Most people in category "b" will object this advice and find all reasons possible to rationalize it away (TV, internet, work, food, reading, phone calls, hanging out, relaxing, etc.). In essence, they make a mental argument against what their body is actually telling them. As a result, they'll be wide awake by 10 pm and have practically lost their chances to fall asleep before midnight.

Unfortunately, around 10 pm they'll be facing yet another cycle of nature which they interpret as being hungry. Eating food at this hour further activates metabolism and makes sleeping more shallow. (It is quite uncomfortable to sleep with full stomach.) Combining shallow sleep with a need to get up before we are fully rested makes matters even worse. This will result not only in chronic need for sleep but also in excessive consumption of caffeinated products, after all, we need to be awake at work.

Bottom line: because of work, kids, etc., most of us don't have the luxury to control the time we would like to get up. However, we can control the time we go to sleep. If we naturally need 8 hours of sleep to function properly (give or take an hour) and we constantly lack two hours of sleep per night, it is obvious we can't go on like that forever without paying a price. Thus, if you know you have to get up at 6 am and need 8 hours of sleep, you'd need to be sleeping by 10 pm.

Author's Bio: 
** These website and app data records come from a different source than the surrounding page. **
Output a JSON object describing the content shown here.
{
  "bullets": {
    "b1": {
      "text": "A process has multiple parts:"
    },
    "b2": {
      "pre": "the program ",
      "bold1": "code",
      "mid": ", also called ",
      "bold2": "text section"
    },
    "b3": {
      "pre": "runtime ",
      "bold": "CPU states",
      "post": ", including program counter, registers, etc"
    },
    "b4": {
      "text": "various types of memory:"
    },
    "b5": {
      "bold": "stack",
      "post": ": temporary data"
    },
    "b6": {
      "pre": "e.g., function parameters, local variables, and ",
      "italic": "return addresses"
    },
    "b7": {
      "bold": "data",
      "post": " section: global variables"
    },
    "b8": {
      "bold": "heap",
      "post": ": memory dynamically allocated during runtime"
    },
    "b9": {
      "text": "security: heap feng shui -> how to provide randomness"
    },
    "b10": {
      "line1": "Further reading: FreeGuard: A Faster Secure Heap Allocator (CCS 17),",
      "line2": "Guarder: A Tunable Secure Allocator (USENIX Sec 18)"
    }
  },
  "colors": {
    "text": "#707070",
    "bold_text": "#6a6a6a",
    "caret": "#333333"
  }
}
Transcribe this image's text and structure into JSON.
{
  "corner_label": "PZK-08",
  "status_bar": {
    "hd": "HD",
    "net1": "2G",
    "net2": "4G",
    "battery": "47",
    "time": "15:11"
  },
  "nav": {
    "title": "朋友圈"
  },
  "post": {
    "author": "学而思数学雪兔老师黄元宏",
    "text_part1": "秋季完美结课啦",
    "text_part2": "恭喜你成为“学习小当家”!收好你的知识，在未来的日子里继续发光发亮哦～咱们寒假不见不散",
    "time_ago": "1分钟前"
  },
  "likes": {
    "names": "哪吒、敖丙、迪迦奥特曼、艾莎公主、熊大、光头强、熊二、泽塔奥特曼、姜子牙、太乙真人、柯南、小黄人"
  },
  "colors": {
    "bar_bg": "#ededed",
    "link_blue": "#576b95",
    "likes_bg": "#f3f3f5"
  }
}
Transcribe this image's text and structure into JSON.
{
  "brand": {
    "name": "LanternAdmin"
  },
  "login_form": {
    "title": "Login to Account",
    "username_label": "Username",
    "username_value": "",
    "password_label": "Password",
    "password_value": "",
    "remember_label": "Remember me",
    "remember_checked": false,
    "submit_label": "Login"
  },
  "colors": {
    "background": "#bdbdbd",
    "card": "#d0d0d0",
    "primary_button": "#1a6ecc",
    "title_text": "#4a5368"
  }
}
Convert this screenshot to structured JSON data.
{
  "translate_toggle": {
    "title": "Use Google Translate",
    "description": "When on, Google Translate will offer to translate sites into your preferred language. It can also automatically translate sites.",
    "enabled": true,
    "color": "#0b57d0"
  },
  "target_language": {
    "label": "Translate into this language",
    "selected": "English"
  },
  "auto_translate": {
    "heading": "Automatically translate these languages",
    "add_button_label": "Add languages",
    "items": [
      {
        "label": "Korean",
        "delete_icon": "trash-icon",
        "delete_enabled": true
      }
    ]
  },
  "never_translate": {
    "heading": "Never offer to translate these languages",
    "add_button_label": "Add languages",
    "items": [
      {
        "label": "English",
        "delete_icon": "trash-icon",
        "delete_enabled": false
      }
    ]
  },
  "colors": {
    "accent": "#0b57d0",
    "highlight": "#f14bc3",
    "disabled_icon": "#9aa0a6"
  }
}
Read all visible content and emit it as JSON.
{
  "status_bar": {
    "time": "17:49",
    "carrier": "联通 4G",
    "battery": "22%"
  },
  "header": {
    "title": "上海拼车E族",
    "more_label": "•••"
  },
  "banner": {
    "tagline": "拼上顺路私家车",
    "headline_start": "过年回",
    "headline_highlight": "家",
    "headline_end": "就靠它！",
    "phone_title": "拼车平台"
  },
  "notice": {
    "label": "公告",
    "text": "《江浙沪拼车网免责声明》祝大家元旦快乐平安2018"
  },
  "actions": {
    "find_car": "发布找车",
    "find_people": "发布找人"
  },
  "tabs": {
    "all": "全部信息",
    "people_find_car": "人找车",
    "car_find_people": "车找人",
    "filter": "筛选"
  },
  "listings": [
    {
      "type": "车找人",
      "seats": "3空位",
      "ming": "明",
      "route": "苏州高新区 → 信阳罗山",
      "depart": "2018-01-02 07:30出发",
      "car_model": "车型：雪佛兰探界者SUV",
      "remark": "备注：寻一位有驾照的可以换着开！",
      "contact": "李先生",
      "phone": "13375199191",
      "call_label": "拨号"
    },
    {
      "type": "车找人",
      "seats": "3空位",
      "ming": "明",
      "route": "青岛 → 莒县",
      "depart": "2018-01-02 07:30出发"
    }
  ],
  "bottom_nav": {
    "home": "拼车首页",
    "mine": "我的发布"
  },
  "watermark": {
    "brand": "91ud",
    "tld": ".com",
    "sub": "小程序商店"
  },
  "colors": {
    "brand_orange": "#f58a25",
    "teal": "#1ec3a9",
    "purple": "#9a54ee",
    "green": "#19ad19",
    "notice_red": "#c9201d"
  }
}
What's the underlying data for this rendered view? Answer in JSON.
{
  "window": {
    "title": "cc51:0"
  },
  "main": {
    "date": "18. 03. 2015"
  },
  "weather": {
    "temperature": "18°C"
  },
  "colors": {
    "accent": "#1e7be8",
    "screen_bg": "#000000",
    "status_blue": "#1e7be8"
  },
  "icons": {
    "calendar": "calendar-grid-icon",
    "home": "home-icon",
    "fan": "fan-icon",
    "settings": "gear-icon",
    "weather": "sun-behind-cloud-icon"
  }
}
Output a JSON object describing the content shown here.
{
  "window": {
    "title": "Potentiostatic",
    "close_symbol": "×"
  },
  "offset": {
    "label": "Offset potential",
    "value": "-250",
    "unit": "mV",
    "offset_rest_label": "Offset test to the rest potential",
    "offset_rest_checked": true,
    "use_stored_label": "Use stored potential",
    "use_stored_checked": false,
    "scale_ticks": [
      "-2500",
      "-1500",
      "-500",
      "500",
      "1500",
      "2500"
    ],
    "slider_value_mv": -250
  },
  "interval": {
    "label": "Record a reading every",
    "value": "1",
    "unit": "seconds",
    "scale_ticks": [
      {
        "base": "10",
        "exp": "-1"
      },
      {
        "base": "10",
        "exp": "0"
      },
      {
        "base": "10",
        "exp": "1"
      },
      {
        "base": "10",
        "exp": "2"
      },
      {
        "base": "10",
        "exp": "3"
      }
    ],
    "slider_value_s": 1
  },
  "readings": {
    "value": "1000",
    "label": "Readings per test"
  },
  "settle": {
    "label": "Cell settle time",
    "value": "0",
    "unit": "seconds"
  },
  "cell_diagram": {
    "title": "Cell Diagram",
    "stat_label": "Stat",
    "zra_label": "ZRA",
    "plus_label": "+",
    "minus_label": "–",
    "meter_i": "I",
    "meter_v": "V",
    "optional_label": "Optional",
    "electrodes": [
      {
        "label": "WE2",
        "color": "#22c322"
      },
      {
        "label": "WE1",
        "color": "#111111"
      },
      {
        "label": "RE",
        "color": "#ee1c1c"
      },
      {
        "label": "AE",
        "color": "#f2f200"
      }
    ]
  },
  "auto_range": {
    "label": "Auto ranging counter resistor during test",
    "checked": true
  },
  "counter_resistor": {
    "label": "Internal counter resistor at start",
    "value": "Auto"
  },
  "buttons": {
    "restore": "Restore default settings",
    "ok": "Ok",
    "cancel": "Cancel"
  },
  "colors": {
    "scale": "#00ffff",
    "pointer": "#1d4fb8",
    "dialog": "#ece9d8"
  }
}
Timo Kiviö is the founder of HealerLink, a professional network of Jewel-level VortexHealing® Divine Energy Healing practitioners.

Over the past 15 years, he has developed and acquired simple yet effective self-help tools to create bigger breakthroughs with issues, ailments, and destructive patterns.

He wants to make these tools available so that by learning to utilize the most remarkable, natural healing powers of our own spirit and awareness more people can enjoy a better quality of life.